The ad in Pennsylvania promotes Sen. Pat Toomey as a practical conservative who's "not afraid to reach across the aisle to find solutions."

The spot in Ohio, by contrast, focuses exclusively on Sen. Rob Portman's likely Democratic challenger, former Gov. Ted Strickland, blasting job losses and budget deficits on his watch and accusing him of "crippling Ohio's economy" before going on to lead a "liberal think tank." ''Say no to Ted Strickland," it urges.

The election is still well over a year away, and the Chamber has not started advertising this early in previous cycles.
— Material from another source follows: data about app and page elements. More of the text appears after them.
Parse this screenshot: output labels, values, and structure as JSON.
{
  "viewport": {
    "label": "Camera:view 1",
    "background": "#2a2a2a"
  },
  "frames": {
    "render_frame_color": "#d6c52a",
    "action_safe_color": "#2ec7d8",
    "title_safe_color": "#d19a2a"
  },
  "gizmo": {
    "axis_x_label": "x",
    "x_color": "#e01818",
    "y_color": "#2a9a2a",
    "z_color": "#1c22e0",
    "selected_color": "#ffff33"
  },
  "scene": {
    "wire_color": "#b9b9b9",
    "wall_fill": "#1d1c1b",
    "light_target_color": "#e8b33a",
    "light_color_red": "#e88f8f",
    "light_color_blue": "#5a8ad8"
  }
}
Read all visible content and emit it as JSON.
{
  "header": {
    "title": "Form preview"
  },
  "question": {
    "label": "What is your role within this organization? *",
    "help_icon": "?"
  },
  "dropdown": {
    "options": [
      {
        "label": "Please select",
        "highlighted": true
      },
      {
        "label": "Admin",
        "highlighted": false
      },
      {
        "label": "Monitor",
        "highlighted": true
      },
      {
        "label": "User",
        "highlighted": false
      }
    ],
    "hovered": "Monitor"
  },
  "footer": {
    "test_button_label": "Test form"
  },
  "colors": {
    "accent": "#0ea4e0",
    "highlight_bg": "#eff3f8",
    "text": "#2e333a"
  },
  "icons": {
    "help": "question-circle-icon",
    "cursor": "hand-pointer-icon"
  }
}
But the group's political director, Rob Engstrom, said the time was right to start defining the terms of the debate, especially in states that will be critical to the presidential race.

"I think it's really important for us and for others to pick those key moments in those states that are going to be so important at the presidential level," Engstrom said.

The ads will run for 10 days on broadcast, cable and online.

Republicans are playing defense in Senate races nationally as Democrats try to pick up the five seats they would need to retake the Senate majority they lost last November (four if they hang onto the White House, since the vice president casts tie-breaking votes in the Senate).

A spokesman for the Democratic Senatorial Campaign Committee called the Chamber's early move a "clear sign of panic."

"Washington special interests are spending big bucks early for Sens. Portman and Toomey, because they're terrified of losing two of their favorite lapdogs who are vulnerable due to long records of catering to outside interests instead of working families in Ohio and Pennsylvania," said spokesman Justin Barasky.